A London-based eCommerce payments billionaire has pledged $2m to innovation and research designed to cure corneal blindness.
Tej Kohli pledged the sum to Massachusetts Eye and Ear in Boston to fund innovation in research to cure corneal blindness, including the development of promising biotechnology solutions.
The move is part of Kohli’s attempt to find a way to eradicate avoidable corneal blindness by 2030.
Between 2016 and 2018 the Tej Kohli Cornea Institute in Hyderabad saw 167,321 outpatient visits, collected 26,269 donor corneas, utilized 15,784 cornea and completed 31,511 surgical procedures.
More than 280 million people in the world have a visual impairment and 39 million people are blind, according to the World Health Organization.
Three quarters of corneal disease is curable, and 12.7 million of the world’s blind are waiting for cornea transplants, including six million in India.
But only one in seventy of those on waiting lists receive a corneal transplant each year.
Massachusetts Eye and Ear (MEE) is a teaching hospital of Harvard Medical School (HMS) and its Department of Ophthalmology is the world’s largest vision research and clinical enterprise.
Between 2016 and 2018, MEE ophthalmologists conducted 521,805 patient visits and performed 101,941 ophthalmic surgeries and procedures.
A long-time leader in research and clinical care for retinal disease, MEE performed the first FDA-approved gene therapy for an inherited disease in March 2018.
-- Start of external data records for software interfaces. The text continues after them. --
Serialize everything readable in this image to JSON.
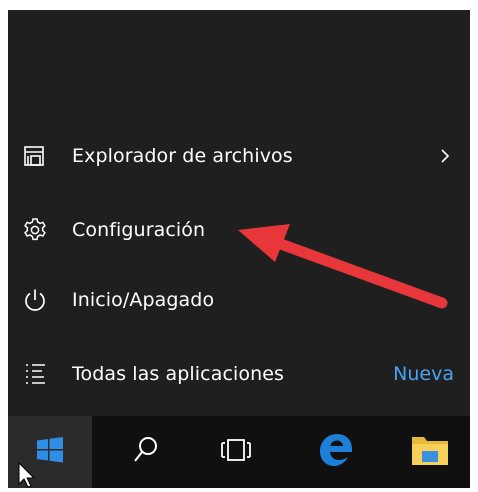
{
  "start_menu": {
    "items": [
      {
        "id": "explorer",
        "label": "Explorador de archivos",
        "icon": "file-explorer-icon",
        "has_submenu": true
      },
      {
        "id": "settings",
        "label": "Configuración",
        "icon": "gear-icon"
      },
      {
        "id": "power",
        "label": "Inicio/Apagado",
        "icon": "power-icon"
      },
      {
        "id": "all-apps",
        "label": "Todas las aplicaciones",
        "icon": "list-icon",
        "badge": "Nueva"
      }
    ]
  },
  "taskbar": {
    "buttons": [
      {
        "id": "start",
        "icon": "windows-logo-icon"
      },
      {
        "id": "search",
        "icon": "search-icon"
      },
      {
        "id": "task-view",
        "icon": "task-view-icon"
      },
      {
        "id": "edge",
        "icon": "edge-icon"
      },
      {
        "id": "explorer",
        "icon": "folder-icon"
      }
    ]
  },
  "colors": {
    "menu_bg": "#1f1f1f",
    "taskbar_bg": "#101010",
    "start_button_bg": "#2b2b2b",
    "accent_blue": "#4aa3f0",
    "annotation_red": "#e8373a"
  }
}
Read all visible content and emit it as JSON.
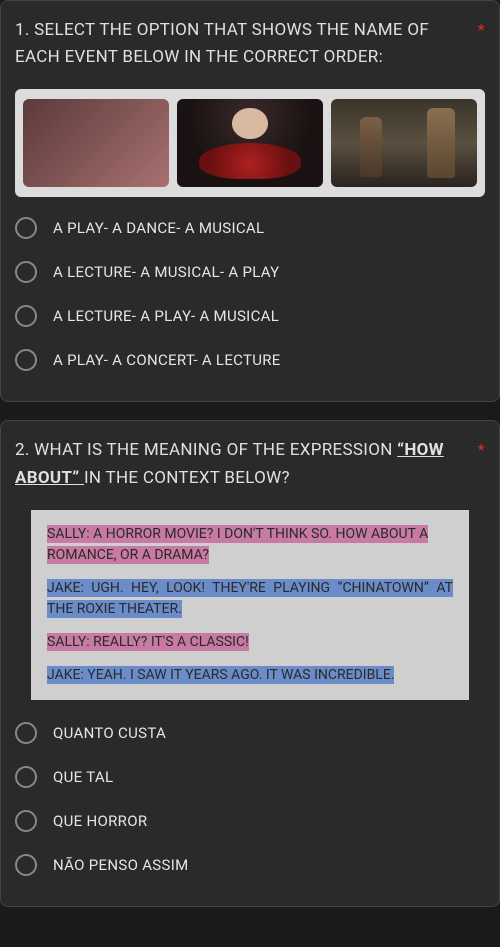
{
  "q1": {
    "text": "1. SELECT THE OPTION THAT SHOWS THE NAME OF EACH EVENT BELOW IN THE CORRECT ORDER:",
    "required": "*",
    "options": [
      "A PLAY- A DANCE- A MUSICAL",
      "A LECTURE- A MUSICAL- A PLAY",
      "A LECTURE- A PLAY- A MUSICAL",
      "A PLAY- A CONCERT- A LECTURE"
    ]
  },
  "q2": {
    "text_pre": "2. WHAT IS THE MEANING OF THE EXPRESSION ",
    "text_underline": "“HOW ABOUT” ",
    "text_post": "IN THE CONTEXT BELOW?",
    "required": "*",
    "dialog": {
      "sally1": "SALLY: A HORROR MOVIE? I DON'T THINK SO. HOW ABOUT A ROMANCE, OR A DRAMA?",
      "jake1": "JAKE: UGH. HEY, LOOK! THEY'RE PLAYING “CHINATOWN” AT THE ROXIE THEATER.",
      "sally2": "SALLY: REALLY? IT'S A CLASSIC!",
      "jake2": "JAKE: YEAH. I SAW IT YEARS AGO. IT WAS INCREDIBLE."
    },
    "options": [
      "QUANTO CUSTA",
      "QUE TAL",
      "QUE HORROR",
      "NÃO PENSO ASSIM"
    ]
  }
}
Its clinician scientists are currently conducting more than 110 clinical studies and trials, in order to investigate new therapies across a broad array of vision disease and disorders.
The Tej Kohli Cornea Program at MEE will accelerate innovative and collaborative research to achieve unprecedented breakthroughs in corneal disease.
The program will pursue pathways to cure corneal blindness through prevention and treatment, including cutting-edge molecular technology for rapid diagnosis and early detection of corneal infection and GelCORE, an adhesive biomaterial for replacing corneal tissue.